- Cholinesterase Inhibitors – These drugs boost communication between brain cells by introducing a neurotransmitter that is normally depleted quickly by the brain in Alzheimer’s patients. These drugs can temporarily improve symptoms such as depression and agitation. These drugs are dispensed under the brand names Aricept, Razadyne, and Exelon.
- Memantine – This drug can be prescribed in conjunction with cholinesterase inhibitors and works by stabilizing the amount of glutamate in the brain, a chemical necessary for learning and memory.
Doctors can also prescribe antidepressants, sleep aids, and anti-anxiety medication to reduce these common symptoms in Alzheimer’s patients. In addition, various studies are underway to develop new therapies to stop the progression of Alzheimer’s in its tracks and even prevent the disease with the development of a vaccine.
What Are Non-Medical Steps I Can Take to Treat Alzheimer’s?
It’s essential to create a safe, supportive living environment for Alzheimer’s patients. Setting up routine habits that reduce demands on memory tasks can make day-to-day life much simpler.

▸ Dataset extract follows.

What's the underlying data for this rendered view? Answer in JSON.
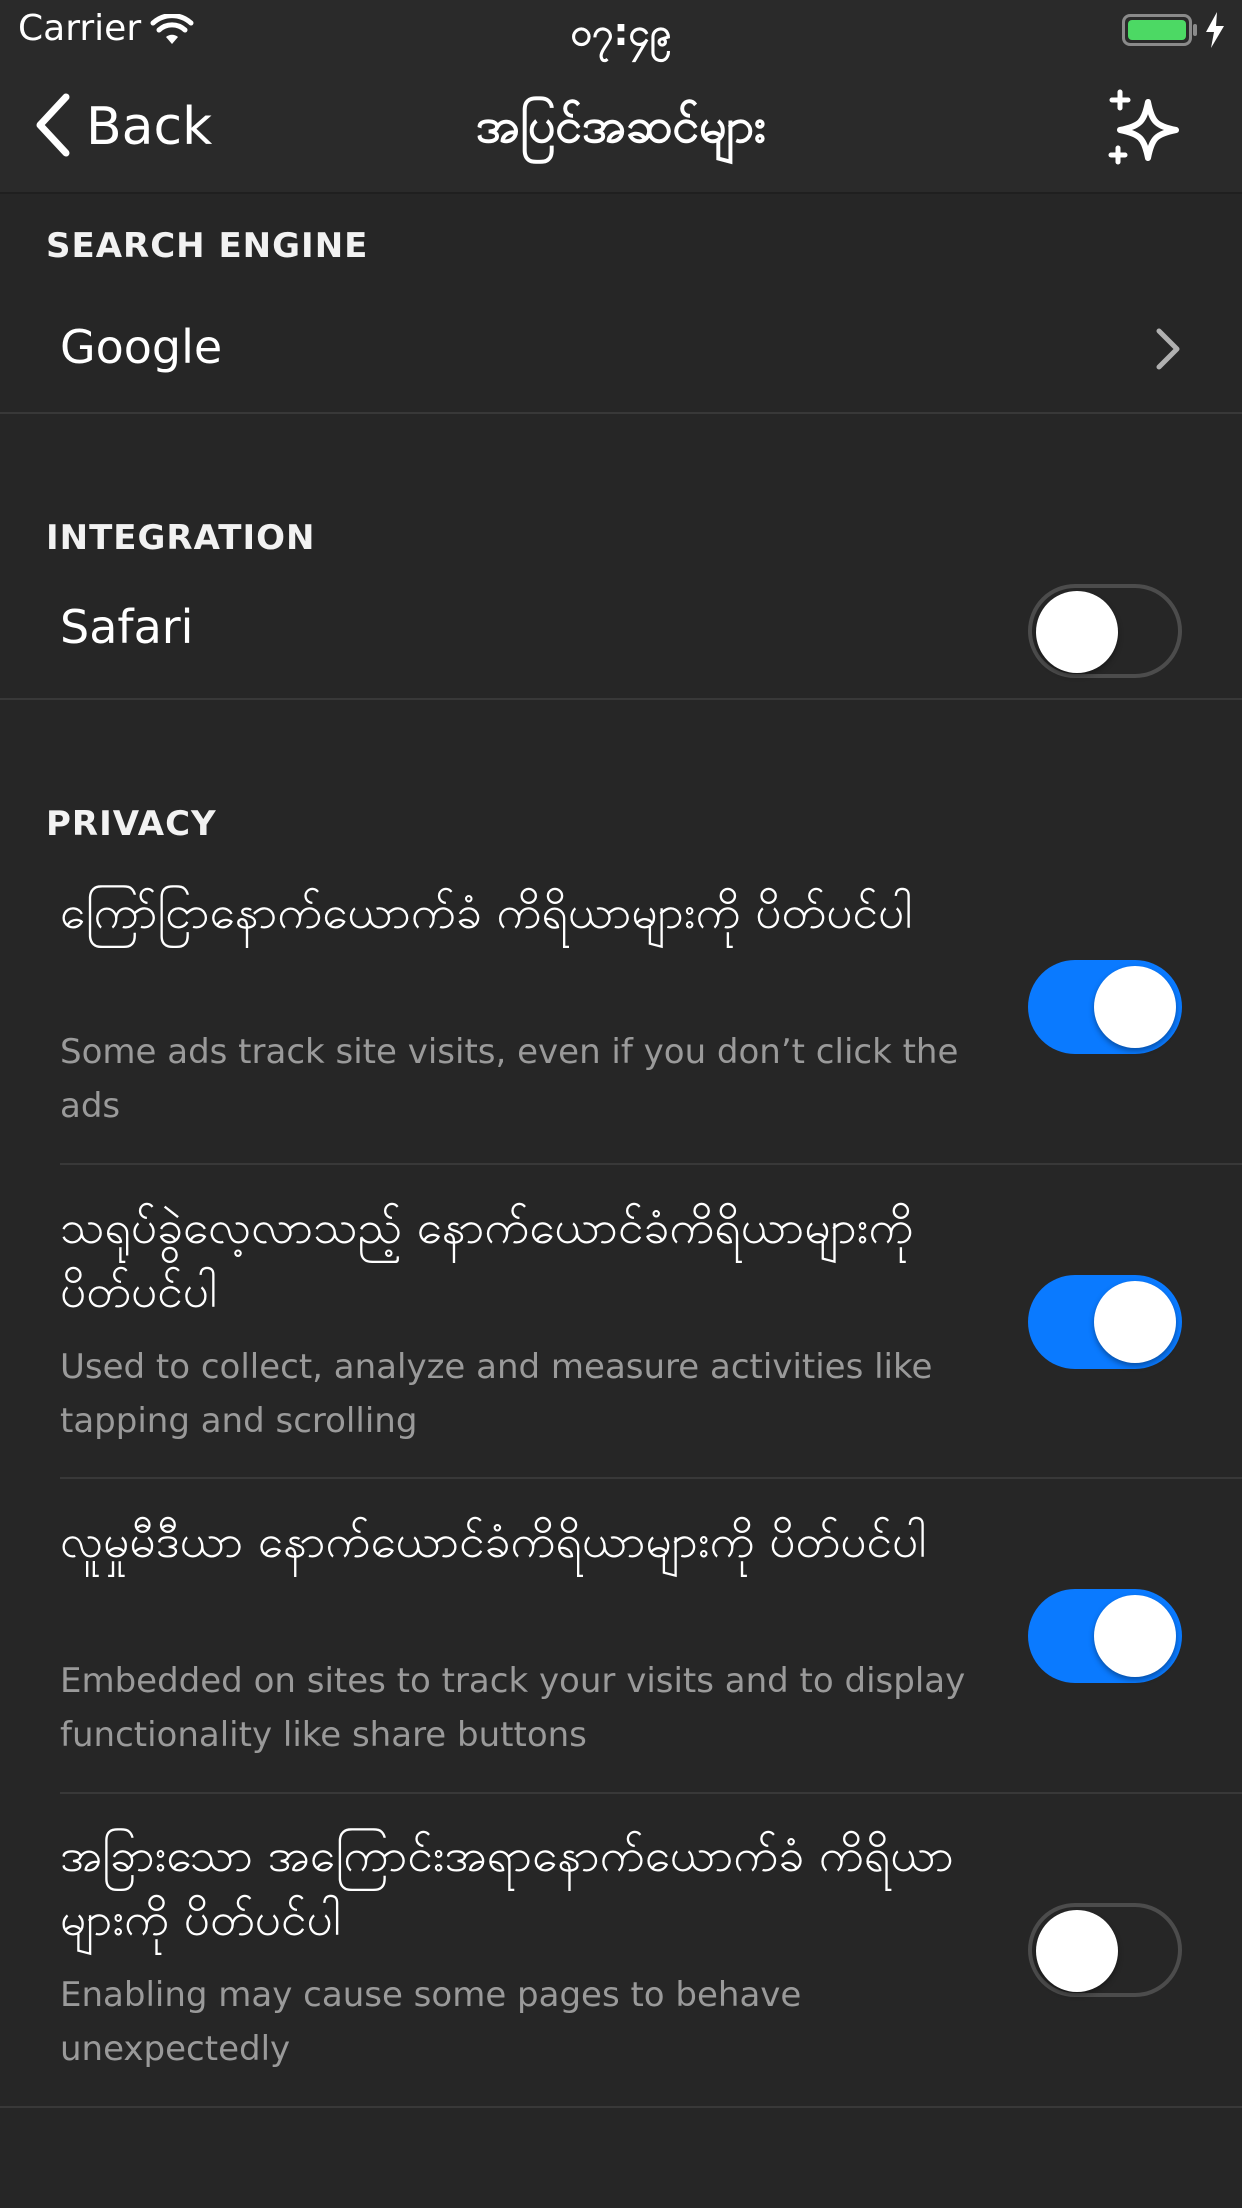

Place valuable such as keys, wallets, purses, and phones in a designated location to keep them from being misplaced.
Streamline financial responsibilities by setting up automatic withdrawals and direct deposits.
Ask the doctor about once-a-day dosing for medications.
Enable location services on the patient’s mobile phone so that you can track their location if they become lost or confused.
Schedule doctor appointments for the same day of the week at the same of day if possible.
Track daily schedules with a white board or large desk calendar and check off tasks as completed.
Remove clutter, unneeded furniture, and loose throw rugs that present a falling hazard.
Install handrails in the bathroom and on stairways.
Prominently display photos of loved ones to aid in recognition.
Ensure the patient’s shoes are comfortable and provide maximum traction.
Remove decorative mirrors that may confuse or frighten an Alzheimer’s patient.
Exercise is a great treatment option for Alzheimer’s patients. A daily walk can elevate mood, promote a good night’s sleep, and keep joints limber. Offering proper nutrition is vital to someone with
Alzheimer’s since he or she may lose interest in eating or forget how to prepare a meal. Supplement meals with high-calorie, nutritious shakes or smoothies to ensure the patient is getting enough hydration in addition to vitamins and minerals.
If you believe you or a loved one may be exhibiting signs of Alzheimer’s disease, make an appointment today with one of the board-certified neurologists of Complete Neurological Care. Our team specializes in the treatment of Alzheimer’s and other neurological conditions in our convenient NYC, Long Island, and New Jersey locations.